(EXERCISE DESCRIPTION):
Each entry below must appear in the answer exactly as written.

(PROVIDED MATERIAL):
■ ■ ■

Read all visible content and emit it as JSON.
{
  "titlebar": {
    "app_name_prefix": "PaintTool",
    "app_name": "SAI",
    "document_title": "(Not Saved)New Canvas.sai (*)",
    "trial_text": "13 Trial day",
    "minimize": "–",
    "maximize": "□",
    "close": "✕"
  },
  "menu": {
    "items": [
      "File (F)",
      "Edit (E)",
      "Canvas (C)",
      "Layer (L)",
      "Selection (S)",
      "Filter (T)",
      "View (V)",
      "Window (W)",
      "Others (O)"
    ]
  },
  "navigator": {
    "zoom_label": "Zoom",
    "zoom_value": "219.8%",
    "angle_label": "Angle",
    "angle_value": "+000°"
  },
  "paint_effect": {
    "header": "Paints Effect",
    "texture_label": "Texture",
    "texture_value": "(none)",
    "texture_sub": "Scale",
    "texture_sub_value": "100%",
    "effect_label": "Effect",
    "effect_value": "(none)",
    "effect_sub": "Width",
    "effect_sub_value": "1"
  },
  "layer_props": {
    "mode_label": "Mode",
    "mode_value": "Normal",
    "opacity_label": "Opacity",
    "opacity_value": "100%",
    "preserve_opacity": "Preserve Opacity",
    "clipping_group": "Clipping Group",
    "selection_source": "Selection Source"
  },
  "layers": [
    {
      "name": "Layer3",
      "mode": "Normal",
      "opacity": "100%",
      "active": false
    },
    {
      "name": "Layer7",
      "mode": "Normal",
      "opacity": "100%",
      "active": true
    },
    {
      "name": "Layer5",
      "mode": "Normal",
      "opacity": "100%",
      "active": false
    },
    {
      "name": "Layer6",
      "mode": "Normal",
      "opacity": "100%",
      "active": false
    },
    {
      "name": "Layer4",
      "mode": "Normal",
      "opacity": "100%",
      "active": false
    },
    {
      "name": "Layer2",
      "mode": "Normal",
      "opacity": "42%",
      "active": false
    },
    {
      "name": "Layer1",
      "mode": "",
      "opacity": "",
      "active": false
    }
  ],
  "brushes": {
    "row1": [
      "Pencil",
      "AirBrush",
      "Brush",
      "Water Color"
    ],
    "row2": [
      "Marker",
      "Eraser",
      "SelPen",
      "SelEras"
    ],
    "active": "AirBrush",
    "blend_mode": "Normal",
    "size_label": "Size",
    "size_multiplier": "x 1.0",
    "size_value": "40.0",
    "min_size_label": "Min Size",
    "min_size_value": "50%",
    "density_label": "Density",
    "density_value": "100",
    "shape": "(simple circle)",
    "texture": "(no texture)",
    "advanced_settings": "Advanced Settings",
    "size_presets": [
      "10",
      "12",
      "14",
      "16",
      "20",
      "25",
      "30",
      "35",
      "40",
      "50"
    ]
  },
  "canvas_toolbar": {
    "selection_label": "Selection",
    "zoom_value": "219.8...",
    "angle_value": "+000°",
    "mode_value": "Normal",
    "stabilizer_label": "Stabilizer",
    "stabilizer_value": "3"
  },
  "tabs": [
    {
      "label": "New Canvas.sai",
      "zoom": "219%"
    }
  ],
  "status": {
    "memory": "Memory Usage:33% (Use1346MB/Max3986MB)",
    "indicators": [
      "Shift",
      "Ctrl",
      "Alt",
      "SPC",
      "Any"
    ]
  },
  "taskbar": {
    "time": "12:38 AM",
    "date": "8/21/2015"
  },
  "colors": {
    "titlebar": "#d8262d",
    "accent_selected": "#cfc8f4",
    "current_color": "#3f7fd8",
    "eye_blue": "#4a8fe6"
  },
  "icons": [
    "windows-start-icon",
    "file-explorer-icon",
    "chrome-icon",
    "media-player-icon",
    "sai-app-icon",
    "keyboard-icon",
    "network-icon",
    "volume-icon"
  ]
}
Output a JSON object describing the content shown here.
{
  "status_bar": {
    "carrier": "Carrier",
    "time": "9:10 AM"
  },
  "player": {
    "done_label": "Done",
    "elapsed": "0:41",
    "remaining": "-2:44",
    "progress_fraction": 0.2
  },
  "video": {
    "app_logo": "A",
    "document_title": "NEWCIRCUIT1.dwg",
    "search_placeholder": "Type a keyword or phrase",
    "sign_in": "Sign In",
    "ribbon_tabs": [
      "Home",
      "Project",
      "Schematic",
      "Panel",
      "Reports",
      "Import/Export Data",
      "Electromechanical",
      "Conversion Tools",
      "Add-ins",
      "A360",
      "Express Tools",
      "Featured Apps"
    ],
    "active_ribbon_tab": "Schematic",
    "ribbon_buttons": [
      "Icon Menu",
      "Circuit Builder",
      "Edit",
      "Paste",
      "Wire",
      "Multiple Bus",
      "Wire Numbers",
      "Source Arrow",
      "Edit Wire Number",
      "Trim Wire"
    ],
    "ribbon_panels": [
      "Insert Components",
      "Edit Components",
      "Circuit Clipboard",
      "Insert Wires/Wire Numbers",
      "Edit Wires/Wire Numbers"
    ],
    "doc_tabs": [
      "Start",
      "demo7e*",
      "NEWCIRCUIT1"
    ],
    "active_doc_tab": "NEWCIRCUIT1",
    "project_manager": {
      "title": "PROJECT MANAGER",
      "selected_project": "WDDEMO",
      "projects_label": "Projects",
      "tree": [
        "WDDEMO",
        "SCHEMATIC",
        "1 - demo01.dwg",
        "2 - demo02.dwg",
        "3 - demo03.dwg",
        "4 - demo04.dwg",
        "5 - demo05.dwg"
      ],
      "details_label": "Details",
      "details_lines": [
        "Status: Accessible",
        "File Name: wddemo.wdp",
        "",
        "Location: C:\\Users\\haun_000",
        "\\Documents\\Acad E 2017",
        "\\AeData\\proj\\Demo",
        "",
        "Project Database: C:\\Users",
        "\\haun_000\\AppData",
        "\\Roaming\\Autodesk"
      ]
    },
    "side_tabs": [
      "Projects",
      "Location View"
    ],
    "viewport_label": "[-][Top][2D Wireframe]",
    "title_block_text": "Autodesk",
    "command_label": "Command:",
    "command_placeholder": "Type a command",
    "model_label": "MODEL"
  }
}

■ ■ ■

(WRITTEN SOLUTION):
Read all visible content and emit it as JSON.
{
  "titlebar": {
    "app_name_prefix": "PaintTool",
    "app_name": "SAI",
    "document_title": "(Not Saved)New Canvas.sai (*)",
    "trial_text": "13 Trial day",
    "minimize": "–",
    "maximize": "□",
    "close": "✕"
  },
  "menu": {
    "items": [
      "File (F)",
      "Edit (E)",
      "Canvas (C)",
      "Layer (L)",
      "Selection (S)",
      "Filter (T)",
      "View (V)",
      "Window (W)",
      "Others (O)"
    ]
  },
  "navigator": {
    "zoom_label": "Zoom",
    "zoom_value": "219.8%",
    "angle_label": "Angle",
    "angle_value": "+000°"
  },
  "paint_effect": {
    "header": "Paints Effect",
    "texture_label": "Texture",
    "texture_value": "(none)",
    "texture_sub": "Scale",
    "texture_sub_value": "100%",
    "effect_label": "Effect",
    "effect_value": "(none)",
    "effect_sub": "Width",
    "effect_sub_value": "1"
  },
  "layer_props": {
    "mode_label": "Mode",
    "mode_value": "Normal",
    "opacity_label": "Opacity",
    "opacity_value": "100%",
    "preserve_opacity": "Preserve Opacity",
    "clipping_group": "Clipping Group",
    "selection_source": "Selection Source"
  },
  "layers": [
    {
      "name": "Layer3",
      "mode": "Normal",
      "opacity": "100%",
      "active": false
    },
    {
      "name": "Layer7",
      "mode": "Normal",
      "opacity": "100%",
      "active": true
    },
    {
      "name": "Layer5",
      "mode": "Normal",
      "opacity": "100%",
      "active": false
    },
    {
      "name": "Layer6",
      "mode": "Normal",
      "opacity": "100%",
      "active": false
    },
    {
      "name": "Layer4",
      "mode": "Normal",
      "opacity": "100%",
      "active": false
    },
    {
      "name": "Layer2",
      "mode": "Normal",
      "opacity": "42%",
      "active": false
    },
    {
      "name": "Layer1",
      "mode": "",
      "opacity": "",
      "active": false
    }
  ],
  "brushes": {
    "row1": [
      "Pencil",
      "AirBrush",
      "Brush",
      "Water Color"
    ],
    "row2": [
      "Marker",
      "Eraser",
      "SelPen",
      "SelEras"
    ],
    "active": "AirBrush",
    "blend_mode": "Normal",
    "size_label": "Size",
    "size_multiplier": "x 1.0",
    "size_value": "40.0",
    "min_size_label": "Min Size",
    "min_size_value": "50%",
    "density_label": "Density",
    "density_value": "100",
    "shape": "(simple circle)",
    "texture": "(no texture)",
    "advanced_settings": "Advanced Settings",
    "size_presets": [
      "10",
      "12",
      "14",
      "16",
      "20",
      "25",
      "30",
      "35",
      "40",
      "50"
    ]
  },
  "canvas_toolbar": {
    "selection_label": "Selection",
    "zoom_value": "219.8...",
    "angle_value": "+000°",
    "mode_value": "Normal",
    "stabilizer_label": "Stabilizer",
    "stabilizer_value": "3"
  },
  "tabs": [
    {
      "label": "New Canvas.sai",
      "zoom": "219%"
    }
  ],
  "status": {
    "memory": "Memory Usage:33% (Use1346MB/Max3986MB)",
    "indicators": [
      "Shift",
      "Ctrl",
      "Alt",
      "SPC",
      "Any"
    ]
  },
  "taskbar": {
    "time": "12:38 AM",
    "date": "8/21/2015"
  },
  "colors": {
    "titlebar": "#d8262d",
    "accent_selected": "#cfc8f4",
    "current_color": "#3f7fd8",
    "eye_blue": "#4a8fe6"
  },
  "icons": [
    "windows-start-icon",
    "file-explorer-icon",
    "chrome-icon",
    "media-player-icon",
    "sai-app-icon",
    "keyboard-icon",
    "network-icon",
    "volume-icon"
  ]
}
Output a JSON object describing the content shown here.
{
  "status_bar": {
    "carrier": "Carrier",
    "time": "9:10 AM"
  },
  "player": {
    "done_label": "Done",
    "elapsed": "0:41",
    "remaining": "-2:44",
    "progress_fraction": 0.2
  },
  "video": {
    "app_logo": "A",
    "document_title": "NEWCIRCUIT1.dwg",
    "search_placeholder": "Type a keyword or phrase",
    "sign_in": "Sign In",
    "ribbon_tabs": [
      "Home",
      "Project",
      "Schematic",
      "Panel",
      "Reports",
      "Import/Export Data",
      "Electromechanical",
      "Conversion Tools",
      "Add-ins",
      "A360",
      "Express Tools",
      "Featured Apps"
    ],
    "active_ribbon_tab": "Schematic",
    "ribbon_buttons": [
      "Icon Menu",
      "Circuit Builder",
      "Edit",
      "Paste",
      "Wire",
      "Multiple Bus",
      "Wire Numbers",
      "Source Arrow",
      "Edit Wire Number",
      "Trim Wire"
    ],
    "ribbon_panels": [
      "Insert Components",
      "Edit Components",
      "Circuit Clipboard",
      "Insert Wires/Wire Numbers",
      "Edit Wires/Wire Numbers"
    ],
    "doc_tabs": [
      "Start",
      "demo7e*",
      "NEWCIRCUIT1"
    ],
    "active_doc_tab": "NEWCIRCUIT1",
    "project_manager": {
      "title": "PROJECT MANAGER",
      "selected_project": "WDDEMO",
      "projects_label": "Projects",
      "tree": [
        "WDDEMO",
        "SCHEMATIC",
        "1 - demo01.dwg",
        "2 - demo02.dwg",
        "3 - demo03.dwg",
        "4 - demo04.dwg",
        "5 - demo05.dwg"
      ],
      "details_label": "Details",
      "details_lines": [
        "Status: Accessible",
        "File Name: wddemo.wdp",
        "",
        "Location: C:\\Users\\haun_000",
        "\\Documents\\Acad E 2017",
        "\\AeData\\proj\\Demo",
        "",
        "Project Database: C:\\Users",
        "\\haun_000\\AppData",
        "\\Roaming\\Autodesk"
      ]
    },
    "side_tabs": [
      "Projects",
      "Location View"
    ],
    "viewport_label": "[-][Top][2D Wireframe]",
    "title_block_text": "Autodesk",
    "command_label": "Command:",
    "command_placeholder": "Type a command",
    "model_label": "MODEL"
  }
}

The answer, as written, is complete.